All round it was as bright as day, or brighter, and it was an extraordinarily beautiful spectacle. The sea was a brilliant unreal green under the starshells; some of them burned through their parachute strings and fell into the water, where they went on burning as they sank, with a wonderful luminous greenish glow. Above, the sky was full of curling question-marks of smoke left by the flares as they floated down. I thought one flare was going to land on the fo’c’sle, but it fell just clear ahead. There were still torrents of tracer trickling and streaming away from the enemy ships, and our boats were occasionally hit.

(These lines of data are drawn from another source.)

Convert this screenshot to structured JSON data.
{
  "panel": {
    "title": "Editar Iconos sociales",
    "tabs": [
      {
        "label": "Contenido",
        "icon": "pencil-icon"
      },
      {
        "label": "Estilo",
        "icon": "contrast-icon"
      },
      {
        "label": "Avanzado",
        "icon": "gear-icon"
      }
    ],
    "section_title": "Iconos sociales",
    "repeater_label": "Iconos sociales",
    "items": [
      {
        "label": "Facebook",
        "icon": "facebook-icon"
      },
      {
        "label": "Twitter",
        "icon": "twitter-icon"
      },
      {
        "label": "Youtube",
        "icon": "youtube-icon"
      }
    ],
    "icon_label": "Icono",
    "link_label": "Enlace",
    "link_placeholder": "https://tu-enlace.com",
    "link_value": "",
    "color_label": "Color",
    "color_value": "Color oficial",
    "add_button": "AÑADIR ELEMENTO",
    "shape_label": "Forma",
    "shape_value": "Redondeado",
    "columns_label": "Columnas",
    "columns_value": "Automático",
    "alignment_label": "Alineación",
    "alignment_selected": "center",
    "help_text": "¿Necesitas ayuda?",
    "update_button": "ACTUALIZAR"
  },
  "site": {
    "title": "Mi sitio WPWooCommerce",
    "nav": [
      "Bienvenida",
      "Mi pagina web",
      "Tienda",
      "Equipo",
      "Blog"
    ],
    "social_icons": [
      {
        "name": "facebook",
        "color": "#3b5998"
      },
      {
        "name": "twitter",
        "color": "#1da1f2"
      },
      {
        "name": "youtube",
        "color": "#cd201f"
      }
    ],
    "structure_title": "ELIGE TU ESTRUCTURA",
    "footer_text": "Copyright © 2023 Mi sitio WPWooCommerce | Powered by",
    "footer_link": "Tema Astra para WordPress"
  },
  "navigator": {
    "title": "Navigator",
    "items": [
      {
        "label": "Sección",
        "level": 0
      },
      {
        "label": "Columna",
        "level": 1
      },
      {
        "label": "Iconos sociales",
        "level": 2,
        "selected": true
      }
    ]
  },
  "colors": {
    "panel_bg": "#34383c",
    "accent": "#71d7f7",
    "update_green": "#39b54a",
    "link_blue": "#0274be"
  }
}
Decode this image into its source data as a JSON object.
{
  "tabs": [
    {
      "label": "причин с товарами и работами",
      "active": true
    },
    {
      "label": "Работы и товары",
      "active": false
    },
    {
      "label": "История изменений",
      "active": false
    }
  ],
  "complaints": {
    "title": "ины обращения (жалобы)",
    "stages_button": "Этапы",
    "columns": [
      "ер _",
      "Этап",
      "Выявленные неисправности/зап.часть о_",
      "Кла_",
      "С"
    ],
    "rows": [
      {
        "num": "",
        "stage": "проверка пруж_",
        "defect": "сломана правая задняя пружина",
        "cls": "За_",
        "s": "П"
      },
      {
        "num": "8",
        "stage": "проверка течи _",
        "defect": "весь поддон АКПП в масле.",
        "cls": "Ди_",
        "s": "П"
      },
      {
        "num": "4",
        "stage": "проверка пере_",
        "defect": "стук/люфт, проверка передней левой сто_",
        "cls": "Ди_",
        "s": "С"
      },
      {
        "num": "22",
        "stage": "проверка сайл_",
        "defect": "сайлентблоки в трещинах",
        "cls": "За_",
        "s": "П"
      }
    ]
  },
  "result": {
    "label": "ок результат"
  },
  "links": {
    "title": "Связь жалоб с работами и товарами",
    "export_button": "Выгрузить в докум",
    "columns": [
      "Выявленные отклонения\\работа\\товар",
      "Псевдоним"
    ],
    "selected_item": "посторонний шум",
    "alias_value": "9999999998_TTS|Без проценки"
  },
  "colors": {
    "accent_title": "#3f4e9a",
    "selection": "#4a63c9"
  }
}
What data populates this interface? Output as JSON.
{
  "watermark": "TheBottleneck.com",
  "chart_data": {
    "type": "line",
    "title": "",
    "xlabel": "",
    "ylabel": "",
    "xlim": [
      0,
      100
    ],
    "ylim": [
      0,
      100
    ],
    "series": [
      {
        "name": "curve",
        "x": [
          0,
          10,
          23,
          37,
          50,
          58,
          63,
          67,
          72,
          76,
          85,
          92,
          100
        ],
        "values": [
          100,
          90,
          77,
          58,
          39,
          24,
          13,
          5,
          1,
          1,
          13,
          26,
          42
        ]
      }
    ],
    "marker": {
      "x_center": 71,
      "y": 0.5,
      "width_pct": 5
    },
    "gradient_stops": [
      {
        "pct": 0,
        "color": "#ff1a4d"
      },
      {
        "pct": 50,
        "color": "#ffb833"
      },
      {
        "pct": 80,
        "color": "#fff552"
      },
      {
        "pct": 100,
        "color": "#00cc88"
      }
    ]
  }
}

All this turned out to be a complete waste of ammo. When we hit the beach at 0615, four kilometres north of Reggio di Calabria, our landing was unopposed. We were slightly dazed by the silence after the profligate bombardment. If someone had bothered to recce the beaches, I thought, or checked aerial reconnaissance photos, the shelling of an undefended coastline should surely have been avoided. But Monty had the firepower and there was an inevitability in its use.